Citing PatentFiling datePublication dateApplicantTitle
US8033483Apr 22, 2009Oct 11, 2011Confluent Surgical Inc.Silicone spray tip
US8210453Sep 8, 2009Jul 3, 2012Confluent Surgical, Inc.Spray applicator
US8387899Sep 28, 2011Mar 5, 2013Confluent Surgical, Inc.Silicone spray tip
US8408480Oct 16, 2009Apr 2, 2013Confluent Surgical, Inc.Self-cleaning spray tip
US8616468Jun 11, 2012Dec 31, 2013Covidien LpSpray applicator
US8657212Jul 29, 2011Feb 25, 2014Biomet Biologics, LlcMulti-fluid blending spray tip for coaxial syringe
US8876021Feb 4, 2013Nov 4, 2014Confluent Surgical, Inc.Silicone spray tip
Classifications
U.S. Classification239/398, 239/405, 239/403, 239/417.5, 239/399, 239/406
International ClassificationB05B7/12, B05B7/10, B05B1/34, B05B7/04
Cooperative ClassificationB05B7/10, B05B7/0433, B05B1/3494
European ClassificationB05B1/34A3L, B05B7/10, B05B7/04C2
Legal Events
DateCodeEventDescription
Oct 25, 2004ASAssignment
Owner name: UNILEVER HOME & PERSONAL CARE USA, DIVISION OF CON
Free format text: ASSIGNMENT OF ASSIGNORS INTEREST;ASSIGNORS:KUTAY, SUSAN MICHELLE;ERICKSON, GREGORY ALAN;REEL/FRAME:015284/0274;SIGNING DATES FROM 20040715 TO 20040817

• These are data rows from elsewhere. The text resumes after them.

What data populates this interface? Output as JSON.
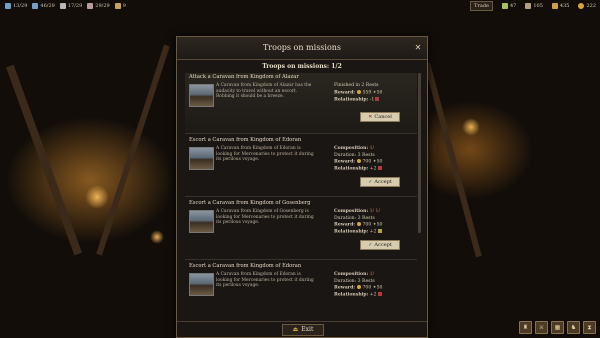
{
  "topbar": {
    "resources": [
      {
        "value": "13/29",
        "icon": "warrior-icon",
        "color": "#6fa0c8"
      },
      {
        "value": "46/29",
        "icon": "helmet-icon",
        "color": "#6fa0c8"
      },
      {
        "value": "17/29",
        "icon": "sword-icon",
        "color": "#b8b8b8"
      },
      {
        "value": "29/29",
        "icon": "banner-icon",
        "color": "#b89aa0"
      },
      {
        "value": "9",
        "icon": "horse-icon",
        "color": "#c8a060"
      }
    ],
    "trade_label": "Trade",
    "right": [
      {
        "value": "47",
        "icon": "food-icon",
        "color": "#a8c060"
      },
      {
        "value": "105",
        "icon": "supplies-icon",
        "color": "#b0a080"
      },
      {
        "value": "435",
        "icon": "renown-icon",
        "color": "#d0a040"
      },
      {
        "value": "222",
        "icon": "gold-icon",
        "color": "#d8a53a"
      }
    ]
  },
  "dialog": {
    "title": "Troops on missions",
    "subtitle": "Troops on missions: 1/2",
    "close_icon": "close-icon",
    "exit_label": "Exit"
  },
  "missions": [
    {
      "title": "Attack a Caravan from Kingdom of Alazar",
      "description": "A Caravan from Kingdom of Alazar has the audacity to travel without an escort. Robbing it should be a breeze.",
      "status": "Finished in 2 Rests",
      "reward_label": "Reward:",
      "reward_gold": "559",
      "reward_rep": "50",
      "relationship_label": "Relationship:",
      "relationship_value": "-1",
      "action": "Cancel",
      "active": true
    },
    {
      "title": "Escort a Caravan from Kingdom of Edoran",
      "description": "A Caravan from Kingdom of Edoran is looking for Mercenaries to protect it during its perilous voyage.",
      "composition_label": "Composition:",
      "composition": "1/",
      "duration": "Duration: 3 Rests",
      "reward_label": "Reward:",
      "reward_gold": "700",
      "reward_rep": "50",
      "relationship_label": "Relationship:",
      "relationship_value": "+2",
      "action": "Accept",
      "active": false
    },
    {
      "title": "Escort a Caravan from Kingdom of Gosenberg",
      "description": "A Caravan from Kingdom of Gosenberg is looking for Mercenaries to protect it during its perilous voyage.",
      "composition_label": "Composition:",
      "composition": "1/  1/",
      "duration": "Duration: 3 Rests",
      "reward_label": "Reward:",
      "reward_gold": "700",
      "reward_rep": "50",
      "relationship_label": "Relationship:",
      "relationship_value": "+2",
      "action": "Accept",
      "active": false
    },
    {
      "title": "Escort a Caravan from Kingdom of Edoran",
      "description": "A Caravan from Kingdom of Edoran is looking for Mercenaries to protect it during its perilous voyage.",
      "composition_label": "Composition:",
      "composition": "1/",
      "duration": "Duration: 3 Rests",
      "reward_label": "Reward:",
      "reward_gold": "700",
      "reward_rep": "50",
      "relationship_label": "Relationship:",
      "relationship_value": "+2",
      "action": "Accept",
      "active": false
    }
  ],
  "bottom_icons": [
    "castle-icon",
    "army-icon",
    "map-icon",
    "quests-icon",
    "hourglass-icon"
  ]
}
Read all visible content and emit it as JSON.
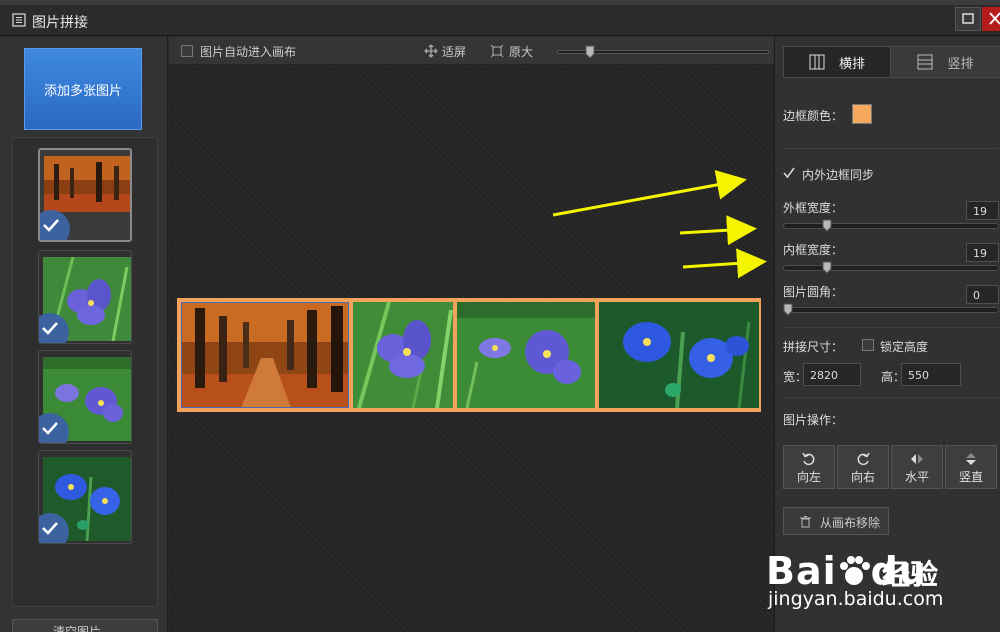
{
  "window": {
    "title": "图片拼接"
  },
  "left_panel": {
    "add_button": "添加多张图片",
    "clear_button": "清空图片",
    "thumbnails": [
      {
        "name": "autumn-forest",
        "checked": true,
        "selected": true
      },
      {
        "name": "purple-flower",
        "checked": true,
        "selected": false
      },
      {
        "name": "purple-flowers-pair",
        "checked": true,
        "selected": false
      },
      {
        "name": "blue-flowers",
        "checked": true,
        "selected": false
      }
    ]
  },
  "canvas_toolbar": {
    "auto_enter_label": "图片自动进入画布",
    "auto_enter_checked": false,
    "fit_label": "适屏",
    "original_label": "原大",
    "zoom_level": 0.14
  },
  "right_panel": {
    "tabs": [
      {
        "label": "横排",
        "active": true
      },
      {
        "label": "竖排",
        "active": false
      }
    ],
    "border_color_label": "边框颜色：",
    "border_color": "#f5a95c",
    "sync_label": "内外边框同步",
    "sync_checked": true,
    "outer_width": {
      "label": "外框宽度：",
      "value": "19",
      "fraction": 0.19
    },
    "inner_width": {
      "label": "内框宽度：",
      "value": "19",
      "fraction": 0.19
    },
    "corner_radius": {
      "label": "图片圆角：",
      "value": "0",
      "fraction": 0.0
    },
    "size_label": "拼接尺寸：",
    "lock_height_label": "锁定高度",
    "lock_height_checked": false,
    "width_label": "宽：",
    "width_value": "2820",
    "height_label": "高：",
    "height_value": "550",
    "operations_label": "图片操作：",
    "operations": [
      {
        "label": "向左",
        "icon": "rotate-left-icon"
      },
      {
        "label": "向右",
        "icon": "rotate-right-icon"
      },
      {
        "label": "水平",
        "icon": "flip-horizontal-icon"
      },
      {
        "label": "竖直",
        "icon": "flip-vertical-icon"
      }
    ],
    "remove_label": "从画布移除"
  },
  "watermark": {
    "brand": "Bai",
    "brand_suffix": "du",
    "product": "经验",
    "url": "jingyan.baidu.com"
  },
  "colors": {
    "accent_blue": "#2f74d0",
    "annotation_arrow": "#f5f500",
    "stitch_border": "#f2a35b"
  }
}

Jan 24, 2011REMIMaintenance fee reminder mailed
Jun 19, 2011LAPSLapse for failure to pay maintenance fees